**Work request:** From the data that follows, copy every line with the string "JSON".
########################################
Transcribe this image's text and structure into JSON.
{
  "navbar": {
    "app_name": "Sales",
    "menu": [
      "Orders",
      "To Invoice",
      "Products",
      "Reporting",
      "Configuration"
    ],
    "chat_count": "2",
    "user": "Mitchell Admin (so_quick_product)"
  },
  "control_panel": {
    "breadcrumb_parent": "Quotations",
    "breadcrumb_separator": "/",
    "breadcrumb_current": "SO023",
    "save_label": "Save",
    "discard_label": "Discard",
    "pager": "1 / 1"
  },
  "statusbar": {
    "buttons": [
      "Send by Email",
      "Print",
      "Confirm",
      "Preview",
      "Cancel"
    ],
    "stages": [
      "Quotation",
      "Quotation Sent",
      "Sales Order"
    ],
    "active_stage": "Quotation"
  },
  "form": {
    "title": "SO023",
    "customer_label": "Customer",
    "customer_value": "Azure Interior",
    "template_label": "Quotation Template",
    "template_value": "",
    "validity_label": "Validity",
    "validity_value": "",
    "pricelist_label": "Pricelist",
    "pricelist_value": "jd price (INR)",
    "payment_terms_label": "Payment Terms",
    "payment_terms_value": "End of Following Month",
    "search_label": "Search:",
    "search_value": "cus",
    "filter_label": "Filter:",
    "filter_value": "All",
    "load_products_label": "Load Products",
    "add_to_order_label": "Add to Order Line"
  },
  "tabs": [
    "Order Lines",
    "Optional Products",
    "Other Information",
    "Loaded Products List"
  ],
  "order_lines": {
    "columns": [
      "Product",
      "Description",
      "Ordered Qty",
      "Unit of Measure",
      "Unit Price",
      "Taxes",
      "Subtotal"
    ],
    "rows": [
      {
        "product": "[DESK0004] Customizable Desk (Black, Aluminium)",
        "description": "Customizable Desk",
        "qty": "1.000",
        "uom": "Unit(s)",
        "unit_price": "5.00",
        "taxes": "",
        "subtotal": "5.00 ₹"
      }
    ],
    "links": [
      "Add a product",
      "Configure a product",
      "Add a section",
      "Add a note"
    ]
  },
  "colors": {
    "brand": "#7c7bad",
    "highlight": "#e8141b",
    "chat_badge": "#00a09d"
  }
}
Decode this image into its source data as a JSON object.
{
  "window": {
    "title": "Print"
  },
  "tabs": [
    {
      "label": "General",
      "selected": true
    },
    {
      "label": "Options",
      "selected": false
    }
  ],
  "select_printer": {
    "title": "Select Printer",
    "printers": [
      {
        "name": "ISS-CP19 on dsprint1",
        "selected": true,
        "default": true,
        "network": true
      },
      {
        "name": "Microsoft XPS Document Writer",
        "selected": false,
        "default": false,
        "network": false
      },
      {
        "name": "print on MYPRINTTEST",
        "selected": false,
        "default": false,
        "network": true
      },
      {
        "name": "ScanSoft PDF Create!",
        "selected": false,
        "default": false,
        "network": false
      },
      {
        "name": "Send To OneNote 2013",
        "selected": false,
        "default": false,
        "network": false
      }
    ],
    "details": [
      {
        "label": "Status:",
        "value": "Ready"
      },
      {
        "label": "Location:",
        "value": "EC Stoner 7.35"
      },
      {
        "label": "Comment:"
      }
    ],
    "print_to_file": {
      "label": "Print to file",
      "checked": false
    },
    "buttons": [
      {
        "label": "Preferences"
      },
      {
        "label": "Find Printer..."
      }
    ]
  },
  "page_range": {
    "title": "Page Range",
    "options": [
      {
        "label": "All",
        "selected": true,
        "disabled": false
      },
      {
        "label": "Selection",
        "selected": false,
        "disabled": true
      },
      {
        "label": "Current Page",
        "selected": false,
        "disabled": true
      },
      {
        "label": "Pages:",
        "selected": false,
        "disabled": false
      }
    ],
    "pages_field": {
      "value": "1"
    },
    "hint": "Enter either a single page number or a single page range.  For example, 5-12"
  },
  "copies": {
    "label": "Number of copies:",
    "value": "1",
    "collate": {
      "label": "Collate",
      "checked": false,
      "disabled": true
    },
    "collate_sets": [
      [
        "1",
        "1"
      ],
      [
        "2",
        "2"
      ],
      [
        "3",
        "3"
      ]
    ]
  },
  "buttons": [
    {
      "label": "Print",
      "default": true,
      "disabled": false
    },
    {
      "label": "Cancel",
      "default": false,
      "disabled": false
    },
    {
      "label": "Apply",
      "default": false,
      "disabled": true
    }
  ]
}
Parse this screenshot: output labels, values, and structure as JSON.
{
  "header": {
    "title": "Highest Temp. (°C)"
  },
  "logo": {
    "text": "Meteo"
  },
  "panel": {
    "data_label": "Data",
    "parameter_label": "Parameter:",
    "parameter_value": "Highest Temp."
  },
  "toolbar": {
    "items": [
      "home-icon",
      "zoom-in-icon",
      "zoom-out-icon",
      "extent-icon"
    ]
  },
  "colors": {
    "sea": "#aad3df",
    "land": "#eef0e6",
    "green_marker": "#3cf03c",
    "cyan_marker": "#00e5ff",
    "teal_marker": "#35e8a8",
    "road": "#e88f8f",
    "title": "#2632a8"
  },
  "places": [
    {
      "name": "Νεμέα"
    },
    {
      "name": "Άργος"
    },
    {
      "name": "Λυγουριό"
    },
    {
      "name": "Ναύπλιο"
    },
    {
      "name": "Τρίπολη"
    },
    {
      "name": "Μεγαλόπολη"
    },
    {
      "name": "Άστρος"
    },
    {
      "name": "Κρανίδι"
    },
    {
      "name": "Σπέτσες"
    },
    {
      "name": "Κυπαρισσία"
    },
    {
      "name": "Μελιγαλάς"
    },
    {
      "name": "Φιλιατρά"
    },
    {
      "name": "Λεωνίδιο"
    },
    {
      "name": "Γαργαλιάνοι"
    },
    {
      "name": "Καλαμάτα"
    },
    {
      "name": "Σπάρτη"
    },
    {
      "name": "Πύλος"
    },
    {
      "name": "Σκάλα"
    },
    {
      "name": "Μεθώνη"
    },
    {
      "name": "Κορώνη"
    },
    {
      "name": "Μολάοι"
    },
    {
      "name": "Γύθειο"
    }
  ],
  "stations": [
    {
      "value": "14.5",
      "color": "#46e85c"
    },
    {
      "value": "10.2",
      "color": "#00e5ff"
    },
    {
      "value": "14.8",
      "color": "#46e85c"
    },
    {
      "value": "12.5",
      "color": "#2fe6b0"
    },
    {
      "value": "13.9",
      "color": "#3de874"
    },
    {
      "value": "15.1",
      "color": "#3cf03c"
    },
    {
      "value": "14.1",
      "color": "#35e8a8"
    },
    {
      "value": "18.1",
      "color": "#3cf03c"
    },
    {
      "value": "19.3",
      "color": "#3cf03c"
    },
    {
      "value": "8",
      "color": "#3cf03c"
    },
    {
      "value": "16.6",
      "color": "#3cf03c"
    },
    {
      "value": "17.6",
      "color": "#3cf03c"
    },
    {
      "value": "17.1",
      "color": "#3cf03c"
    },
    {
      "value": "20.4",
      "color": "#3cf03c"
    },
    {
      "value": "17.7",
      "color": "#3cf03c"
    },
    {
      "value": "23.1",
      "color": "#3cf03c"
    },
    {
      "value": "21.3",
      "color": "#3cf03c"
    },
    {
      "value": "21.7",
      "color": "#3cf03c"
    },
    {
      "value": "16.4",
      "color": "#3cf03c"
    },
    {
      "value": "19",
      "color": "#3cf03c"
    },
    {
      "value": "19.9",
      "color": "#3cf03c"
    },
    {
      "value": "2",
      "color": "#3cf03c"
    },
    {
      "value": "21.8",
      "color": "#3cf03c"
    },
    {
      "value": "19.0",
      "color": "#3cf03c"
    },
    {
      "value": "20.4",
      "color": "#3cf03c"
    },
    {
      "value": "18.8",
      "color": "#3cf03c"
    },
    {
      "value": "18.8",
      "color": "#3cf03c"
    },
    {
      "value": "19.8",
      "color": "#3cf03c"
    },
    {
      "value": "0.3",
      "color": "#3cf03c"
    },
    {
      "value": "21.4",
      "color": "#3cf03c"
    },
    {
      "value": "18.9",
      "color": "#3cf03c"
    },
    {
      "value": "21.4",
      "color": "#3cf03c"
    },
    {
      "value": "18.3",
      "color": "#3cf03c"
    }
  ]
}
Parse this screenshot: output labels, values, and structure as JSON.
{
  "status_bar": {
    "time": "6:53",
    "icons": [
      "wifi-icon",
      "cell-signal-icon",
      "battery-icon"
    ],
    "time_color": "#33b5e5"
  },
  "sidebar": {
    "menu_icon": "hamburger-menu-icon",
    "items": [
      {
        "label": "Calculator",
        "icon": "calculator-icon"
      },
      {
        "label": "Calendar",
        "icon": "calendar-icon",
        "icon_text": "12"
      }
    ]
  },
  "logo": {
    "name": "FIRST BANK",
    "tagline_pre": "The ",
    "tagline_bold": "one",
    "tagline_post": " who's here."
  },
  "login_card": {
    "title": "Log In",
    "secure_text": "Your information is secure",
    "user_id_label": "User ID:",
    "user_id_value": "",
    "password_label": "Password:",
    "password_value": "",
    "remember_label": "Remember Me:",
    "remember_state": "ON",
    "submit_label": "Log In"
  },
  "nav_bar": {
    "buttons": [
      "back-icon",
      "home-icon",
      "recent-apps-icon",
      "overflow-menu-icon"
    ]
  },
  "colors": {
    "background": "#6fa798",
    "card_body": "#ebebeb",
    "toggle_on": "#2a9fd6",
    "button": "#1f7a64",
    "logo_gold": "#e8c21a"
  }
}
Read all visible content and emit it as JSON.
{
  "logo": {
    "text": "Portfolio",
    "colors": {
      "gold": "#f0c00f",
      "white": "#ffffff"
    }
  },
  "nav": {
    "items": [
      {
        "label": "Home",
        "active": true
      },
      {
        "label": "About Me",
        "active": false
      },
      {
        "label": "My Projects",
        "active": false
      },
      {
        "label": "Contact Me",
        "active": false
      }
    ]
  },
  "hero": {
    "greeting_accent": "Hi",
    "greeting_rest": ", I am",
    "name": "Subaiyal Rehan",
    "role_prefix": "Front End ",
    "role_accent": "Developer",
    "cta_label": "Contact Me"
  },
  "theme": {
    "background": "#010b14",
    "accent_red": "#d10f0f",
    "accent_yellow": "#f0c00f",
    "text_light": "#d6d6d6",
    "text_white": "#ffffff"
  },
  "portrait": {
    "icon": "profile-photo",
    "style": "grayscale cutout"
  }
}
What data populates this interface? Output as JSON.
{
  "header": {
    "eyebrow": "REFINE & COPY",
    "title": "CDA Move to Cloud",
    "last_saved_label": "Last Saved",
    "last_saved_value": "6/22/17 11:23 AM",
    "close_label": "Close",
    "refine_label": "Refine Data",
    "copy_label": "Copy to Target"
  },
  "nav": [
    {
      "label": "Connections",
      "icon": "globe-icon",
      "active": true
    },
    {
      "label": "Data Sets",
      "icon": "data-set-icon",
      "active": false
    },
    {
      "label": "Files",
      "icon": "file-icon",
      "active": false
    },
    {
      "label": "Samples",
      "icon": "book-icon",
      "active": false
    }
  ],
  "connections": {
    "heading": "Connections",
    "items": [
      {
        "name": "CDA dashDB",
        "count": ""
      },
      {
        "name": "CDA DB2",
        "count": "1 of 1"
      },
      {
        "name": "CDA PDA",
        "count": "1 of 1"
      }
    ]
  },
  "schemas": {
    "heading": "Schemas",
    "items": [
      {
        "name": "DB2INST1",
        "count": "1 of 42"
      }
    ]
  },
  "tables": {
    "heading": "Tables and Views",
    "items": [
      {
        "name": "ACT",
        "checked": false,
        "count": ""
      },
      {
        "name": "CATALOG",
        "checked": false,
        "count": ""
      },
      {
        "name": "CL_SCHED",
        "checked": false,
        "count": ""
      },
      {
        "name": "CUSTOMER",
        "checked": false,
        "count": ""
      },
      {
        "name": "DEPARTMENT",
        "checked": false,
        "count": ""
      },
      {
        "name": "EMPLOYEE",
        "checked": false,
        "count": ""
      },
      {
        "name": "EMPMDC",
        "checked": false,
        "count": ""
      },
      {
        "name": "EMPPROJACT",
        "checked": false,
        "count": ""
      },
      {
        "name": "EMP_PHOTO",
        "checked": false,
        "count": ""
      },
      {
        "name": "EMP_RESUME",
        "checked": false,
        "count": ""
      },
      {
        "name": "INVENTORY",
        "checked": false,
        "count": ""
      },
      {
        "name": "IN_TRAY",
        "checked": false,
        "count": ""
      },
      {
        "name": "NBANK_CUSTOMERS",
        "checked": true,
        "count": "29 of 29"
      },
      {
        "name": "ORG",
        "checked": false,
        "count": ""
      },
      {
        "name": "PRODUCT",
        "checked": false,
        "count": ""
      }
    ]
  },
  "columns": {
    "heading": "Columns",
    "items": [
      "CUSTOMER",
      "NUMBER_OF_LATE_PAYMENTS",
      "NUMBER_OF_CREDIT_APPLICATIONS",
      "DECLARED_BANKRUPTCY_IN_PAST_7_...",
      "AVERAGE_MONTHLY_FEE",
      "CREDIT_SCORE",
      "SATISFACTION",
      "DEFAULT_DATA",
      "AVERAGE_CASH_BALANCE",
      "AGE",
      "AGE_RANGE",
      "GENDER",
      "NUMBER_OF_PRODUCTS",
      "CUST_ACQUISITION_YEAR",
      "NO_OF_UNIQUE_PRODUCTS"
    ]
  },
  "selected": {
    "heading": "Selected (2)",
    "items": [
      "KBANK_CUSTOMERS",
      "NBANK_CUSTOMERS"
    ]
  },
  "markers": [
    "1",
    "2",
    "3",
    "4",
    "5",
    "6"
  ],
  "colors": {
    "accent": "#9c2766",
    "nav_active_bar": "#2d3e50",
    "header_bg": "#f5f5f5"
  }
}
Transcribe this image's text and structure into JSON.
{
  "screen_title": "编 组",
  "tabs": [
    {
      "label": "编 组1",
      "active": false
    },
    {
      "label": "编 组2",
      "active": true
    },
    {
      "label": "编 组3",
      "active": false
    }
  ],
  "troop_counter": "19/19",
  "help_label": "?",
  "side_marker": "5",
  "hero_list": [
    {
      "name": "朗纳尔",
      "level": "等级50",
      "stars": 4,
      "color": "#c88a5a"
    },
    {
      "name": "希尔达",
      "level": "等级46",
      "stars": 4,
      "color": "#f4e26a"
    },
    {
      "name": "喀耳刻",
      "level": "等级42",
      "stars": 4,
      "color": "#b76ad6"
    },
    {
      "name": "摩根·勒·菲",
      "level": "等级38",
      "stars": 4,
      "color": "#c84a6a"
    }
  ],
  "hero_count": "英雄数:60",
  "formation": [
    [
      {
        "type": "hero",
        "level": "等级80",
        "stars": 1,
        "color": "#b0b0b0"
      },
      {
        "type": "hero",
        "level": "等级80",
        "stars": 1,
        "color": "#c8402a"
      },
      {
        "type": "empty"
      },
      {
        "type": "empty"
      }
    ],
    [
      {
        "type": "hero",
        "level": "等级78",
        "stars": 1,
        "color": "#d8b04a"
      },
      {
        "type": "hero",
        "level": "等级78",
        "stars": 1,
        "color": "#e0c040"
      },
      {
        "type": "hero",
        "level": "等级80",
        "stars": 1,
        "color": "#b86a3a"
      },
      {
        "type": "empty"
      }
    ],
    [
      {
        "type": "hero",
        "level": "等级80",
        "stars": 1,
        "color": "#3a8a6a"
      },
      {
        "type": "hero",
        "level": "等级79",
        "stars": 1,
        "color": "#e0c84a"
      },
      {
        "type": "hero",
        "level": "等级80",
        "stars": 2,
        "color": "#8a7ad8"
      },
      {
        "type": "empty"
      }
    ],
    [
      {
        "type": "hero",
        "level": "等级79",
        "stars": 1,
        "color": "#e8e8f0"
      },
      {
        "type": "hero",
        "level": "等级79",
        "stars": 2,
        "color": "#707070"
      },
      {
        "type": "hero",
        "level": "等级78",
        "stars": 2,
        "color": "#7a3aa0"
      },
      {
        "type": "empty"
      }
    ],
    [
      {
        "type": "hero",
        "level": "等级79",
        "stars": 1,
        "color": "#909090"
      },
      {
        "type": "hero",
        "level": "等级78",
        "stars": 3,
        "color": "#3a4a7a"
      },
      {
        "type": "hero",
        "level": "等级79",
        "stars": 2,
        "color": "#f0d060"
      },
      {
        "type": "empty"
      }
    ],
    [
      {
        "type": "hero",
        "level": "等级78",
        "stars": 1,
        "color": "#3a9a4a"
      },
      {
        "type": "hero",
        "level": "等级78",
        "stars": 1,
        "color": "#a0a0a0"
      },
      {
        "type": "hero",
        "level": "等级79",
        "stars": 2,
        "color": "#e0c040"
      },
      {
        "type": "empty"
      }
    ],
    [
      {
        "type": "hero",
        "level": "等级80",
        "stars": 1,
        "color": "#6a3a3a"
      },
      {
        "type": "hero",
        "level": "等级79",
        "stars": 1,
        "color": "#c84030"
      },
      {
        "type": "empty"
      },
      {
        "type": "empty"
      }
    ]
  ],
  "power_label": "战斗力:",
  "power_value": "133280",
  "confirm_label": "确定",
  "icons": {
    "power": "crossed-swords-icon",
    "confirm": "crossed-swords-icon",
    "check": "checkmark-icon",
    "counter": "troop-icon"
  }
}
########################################
**Answer space:**
Transcribe this image's text and structure into JSON.
Decode this image into its source data as a JSON object.
Parse this screenshot: output labels, values, and structure as JSON.
Parse this screenshot: output labels, values, and structure as JSON.
Read all visible content and emit it as JSON.
What data populates this interface? Output as JSON.
Transcribe this image's text and structure into JSON.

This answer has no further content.